Amidst the barrage of sequestration-related negativity confronting the federal sector, there are bright spots that deserve not just notice, but celebration. Take, for example, the Federal Aviation Administration which, as the largest sub-component of the Department of Transportation, helped propel DOT to the top of the list of Most Improved Large Agencies in the Best Places to Work in the Federal Government® rankings. Of particular note is the fact that the agency made significant progress at a time when a majority saw their employee satisfaction levels decline. As noted on the Best Places website, “Employee satisfaction decreased in 66 percent of agencies. A few agencies, however, defied the government-wide convention, including the Department of Transportation, a large agency which raised its score a full 4.1 points.”

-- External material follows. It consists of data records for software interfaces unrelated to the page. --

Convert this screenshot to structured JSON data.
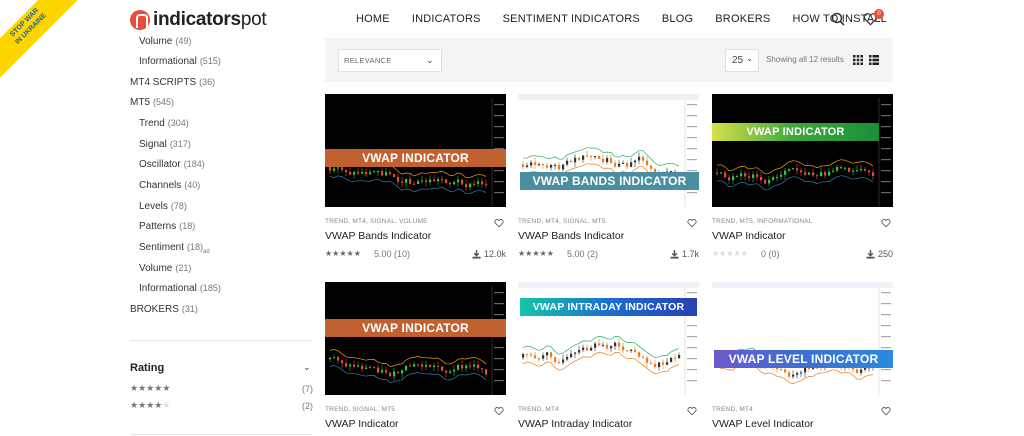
{
  "ribbon": {
    "line1": "STOP WAR",
    "line2": "IN UKRAINE"
  },
  "header": {
    "logo_bold": "indicators",
    "logo_light": "pot",
    "nav": [
      "HOME",
      "INDICATORS",
      "SENTIMENT INDICATORS",
      "BLOG",
      "BROKERS",
      "HOW TO INSTALL"
    ],
    "cart_count": "0",
    "icons": {
      "search": "search-icon",
      "wishlist": "heart-icon"
    }
  },
  "sidebar": {
    "categories": [
      {
        "label": "Volume",
        "count": "(49)",
        "level": 1
      },
      {
        "label": "Informational",
        "count": "(515)",
        "level": 1
      },
      {
        "label": "MT4 SCRIPTS",
        "count": "(36)",
        "level": 0
      },
      {
        "label": "MT5",
        "count": "(545)",
        "level": 0
      },
      {
        "label": "Trend",
        "count": "(304)",
        "level": 1
      },
      {
        "label": "Signal",
        "count": "(317)",
        "level": 1
      },
      {
        "label": "Oscillator",
        "count": "(184)",
        "level": 1
      },
      {
        "label": "Channels",
        "count": "(40)",
        "level": 1
      },
      {
        "label": "Levels",
        "count": "(78)",
        "level": 1
      },
      {
        "label": "Patterns",
        "count": "(18)",
        "level": 1
      },
      {
        "label": "Sentiment",
        "count": "(18)",
        "level": 1,
        "suffix": "ad"
      },
      {
        "label": "Volume",
        "count": "(21)",
        "level": 1
      },
      {
        "label": "Informational",
        "count": "(185)",
        "level": 1
      },
      {
        "label": "BROKERS",
        "count": "(31)",
        "level": 0
      }
    ],
    "rating": {
      "title": "Rating",
      "rows": [
        {
          "stars": 5,
          "count": "(7)"
        },
        {
          "stars": 4,
          "count": "(2)"
        }
      ]
    }
  },
  "toolbar": {
    "sort_value": "RELEVANCE",
    "per_page": "25",
    "showing": "Showing all 12 results"
  },
  "products": [
    {
      "banner": "VWAP INDICATOR",
      "banner_color": "#c0612f",
      "cats": "TREND, MT4, SIGNAL, VOLUME",
      "title": "VWAP Bands Indicator",
      "stars": 5,
      "rating": "5.00 (10)",
      "downloads": "12.0k",
      "theme": "dark"
    },
    {
      "banner": "VWAP BANDS INDICATOR",
      "banner_color": "#4a8fa0",
      "cats": "TREND, MT4, SIGNAL, MT5",
      "title": "VWAP Bands Indicator",
      "stars": 5,
      "rating": "5.00 (2)",
      "downloads": "1.7k",
      "theme": "light"
    },
    {
      "banner": "VWAP INDICATOR",
      "banner_color": "#3aa83a",
      "cats": "TREND, MT5, INFORMATIONAL",
      "title": "VWAP Indicator",
      "stars": 0,
      "rating": "0 (0)",
      "downloads": "250",
      "theme": "dark"
    },
    {
      "banner": "VWAP INDICATOR",
      "banner_color": "#c0612f",
      "cats": "TREND, SIGNAL, MT5",
      "title": "VWAP Indicator",
      "theme": "dark"
    },
    {
      "banner": "VWAP INTRADAY INDICATOR",
      "banner_color": "#1a72c4",
      "cats": "TREND, MT4",
      "title": "VWAP Intraday Indicator",
      "theme": "light"
    },
    {
      "banner": "VWAP LEVEL INDICATOR",
      "banner_color": "#3b6fd4",
      "cats": "TREND, MT4",
      "title": "VWAP Level Indicator",
      "theme": "light"
    }
  ]
}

In fact, when Overland began working with the Federal Aviation Administration in 2009, its index score on the Best Places survey was 49.4, placing it at a near-bottom ranking of 214 out of 216 of the agencies included that year. Similarly, the agency at that time had what was arguably among the worst labor-management relations in the federal sector. Today, the FAA has made an impressive gain achieving a score of 64.5 and securing a ranking at 114 of 292 agencies. That places it among the top 40 percent of agencies in the survey this year—a far cry from its nearly rock-bottom rating a few short years ago. We think it is no coincidence that today, the “joint” process in place between the FAA, the National Air Traffic Controllers Association and the Professional Aviation Safety Specialists union is routinely heralded as best practice in labor-management collaboration.

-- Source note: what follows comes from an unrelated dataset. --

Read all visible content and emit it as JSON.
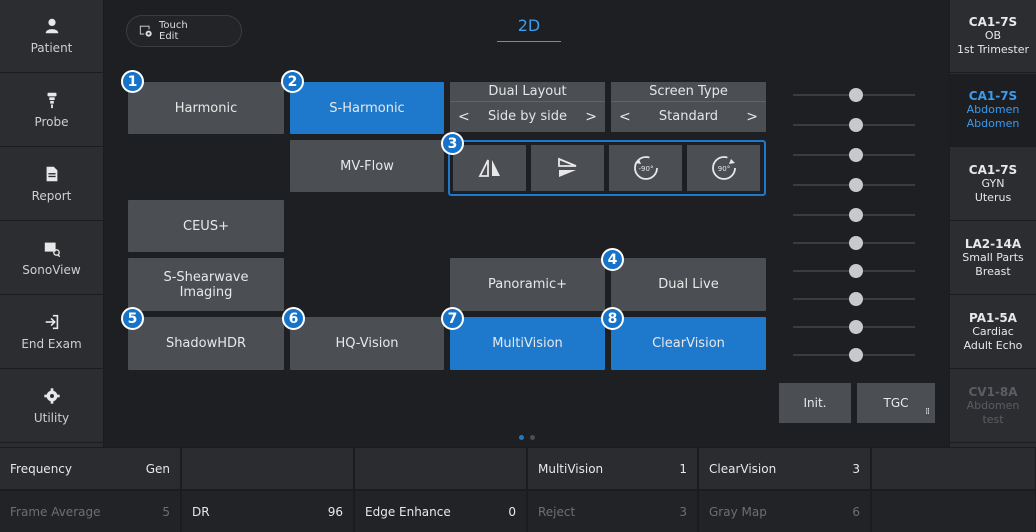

And, the FAA made that progress in light of disappointing results across the federal sector as a whole. The Best Places website notes, “The 2012 results tell a troubling story about a workforce whose satisfaction and commitment levels have dropped to the lowest point since 2003, when the rankings first launched. The government-wide index score fell 5 percent, from 64 out of 100 in 2011 to 60.8 this year. The 3.2-point drop is the largest change in the history of the rankings.”

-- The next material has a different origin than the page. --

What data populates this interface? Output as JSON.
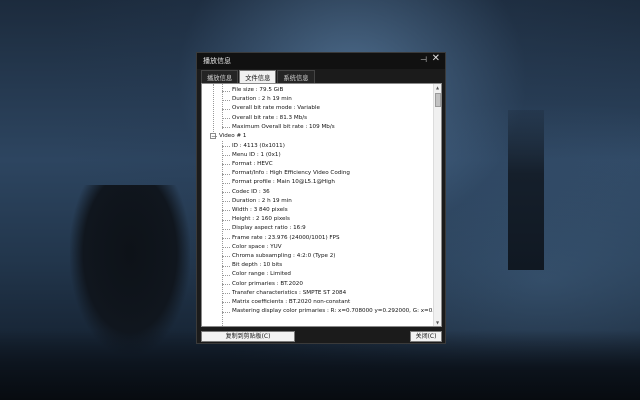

Perhaps more agencies could buck this trend and see similar progress to that of the FAA if they were to follow suit with the agency’s approach, which was to:
- Articulate and demonstrate senior leadership’s commitment to fostering a more collaborative labor-management environment
- Establish joint structures of union and management leaders to address critical, strategic issues
- Equip union leaders and managers at all levels with collaborative skills
- Evolve adversarial, antiquated labor relations practices into more progressive ones
- Implement structured processes for improving operational performance and quality of work life.
As Paul Rinaldi, president of the National Air Traffic Controller Association, stated in a recent Profiles in Collaboration interview, “When we fight all we are doing is spending our time and energy fighting and not improving the lives of the membership or the safety or the efficiency of the National Airspace System. When we collaborate…what we're doing is actually improving the work environment for our members... And at the same time we have a much better product of enhancing the safety of the system.”
And that, sir, is an accomplishment worth celebrating—not only for FAA employees, but for the flying public!
Join the conversation. We know there are more bright spots of positivity and little-known tales of collaborative success out there. Please comment and share your thoughts on what else it takes to help create better places to work.